His main frustration was that his habitually unquestioned authority in the private section was regularly restricted by the supervisory bodies of an inter-governmental organization. Perhaps Dr. Boutros-Ghali hoped that his influential Under-Secretary General would help overcome the reluctance of his former classmate to approve a second term. Joe Connor went through the motions, but remained professionally aloof from a heated campaign. Meanwhile, his greater challenge was to find needed funds which he juggled mostly from Peacekeeping allocations. In that, he needed the collaboration of Kofi Annan, who wisely went along.

As a new Secretary General, Mr. Annan continued to fully endorse Connor. However, coming from an Administrative background, growing through the system, knowing the staff and having excellent links with the Clinton (Democratic) Administration, he would subtly impose his own choices over those of his highly esteemed and strong-willed Under-Secretary General. Known examples included the designation of a special director for Ted Turner's One Billion dollar fund, and the initial role of Connor's Assistant Secretary General Benon Sevan in the newly established Iraq Programme, better known as Food-for-Oil project. In agreement or difference, both Annan and Connor were discreet, professional and politically correct.

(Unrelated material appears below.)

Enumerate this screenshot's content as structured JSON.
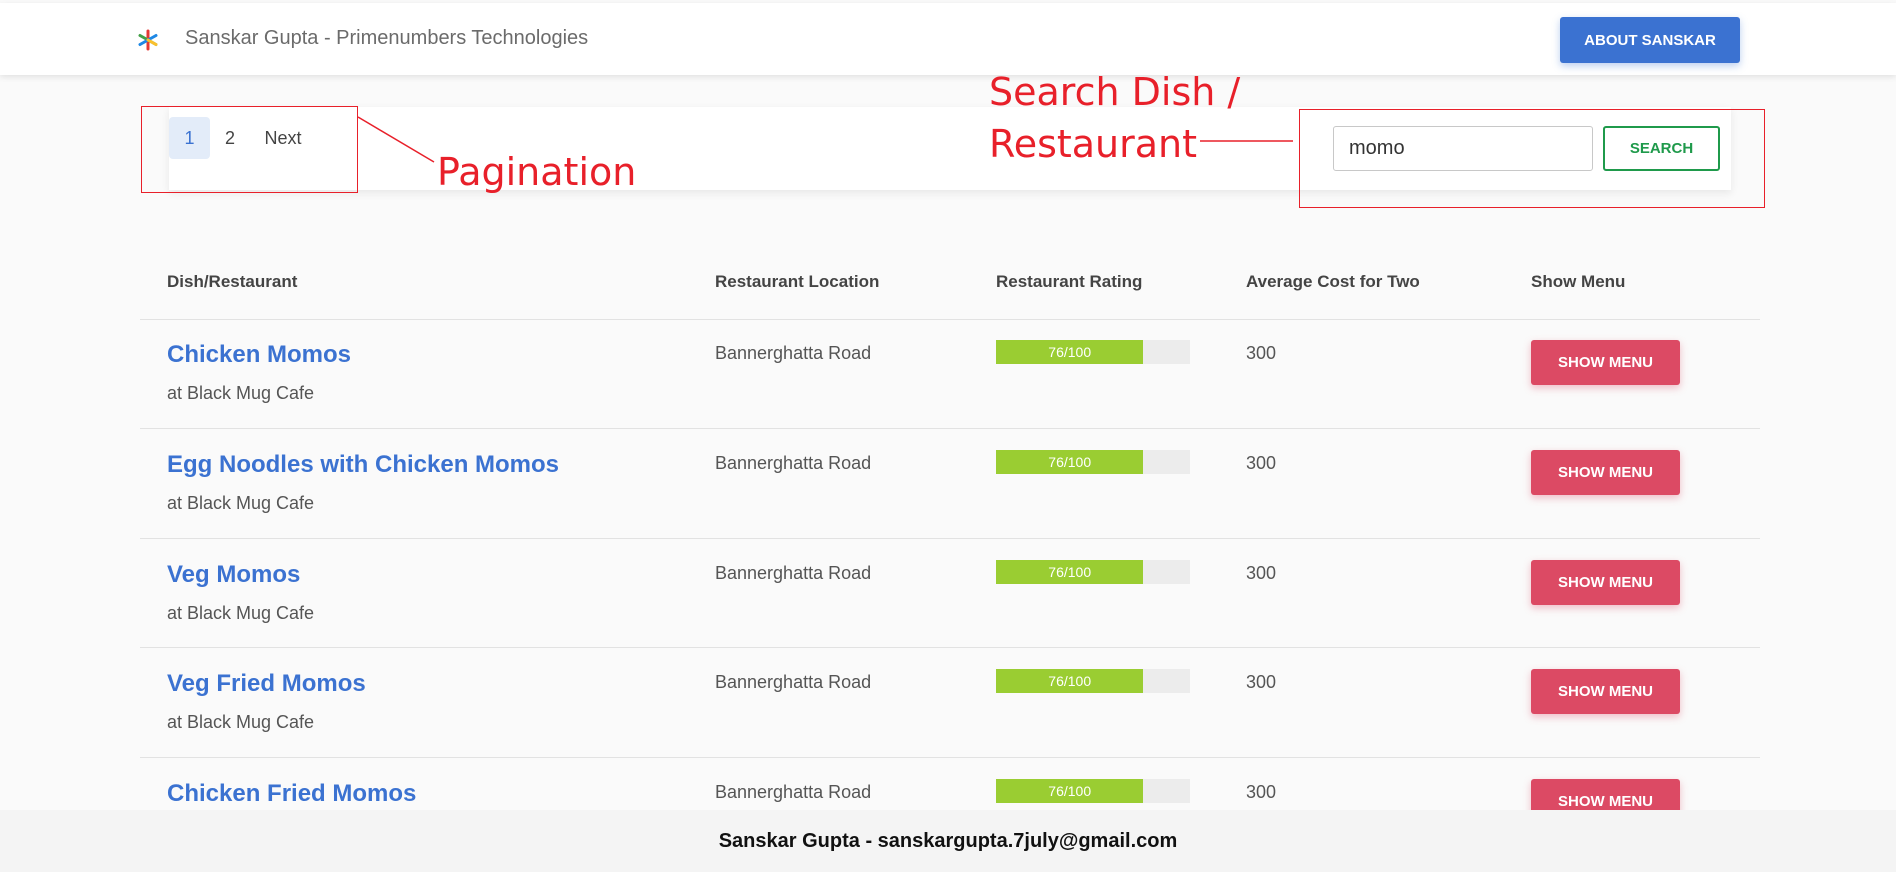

Joseph E. Connor was always an honourable man and an outstanding executive. Above all, while trying his best to do his assigned task, he treated everyone with dignity and respect. God bless his soul.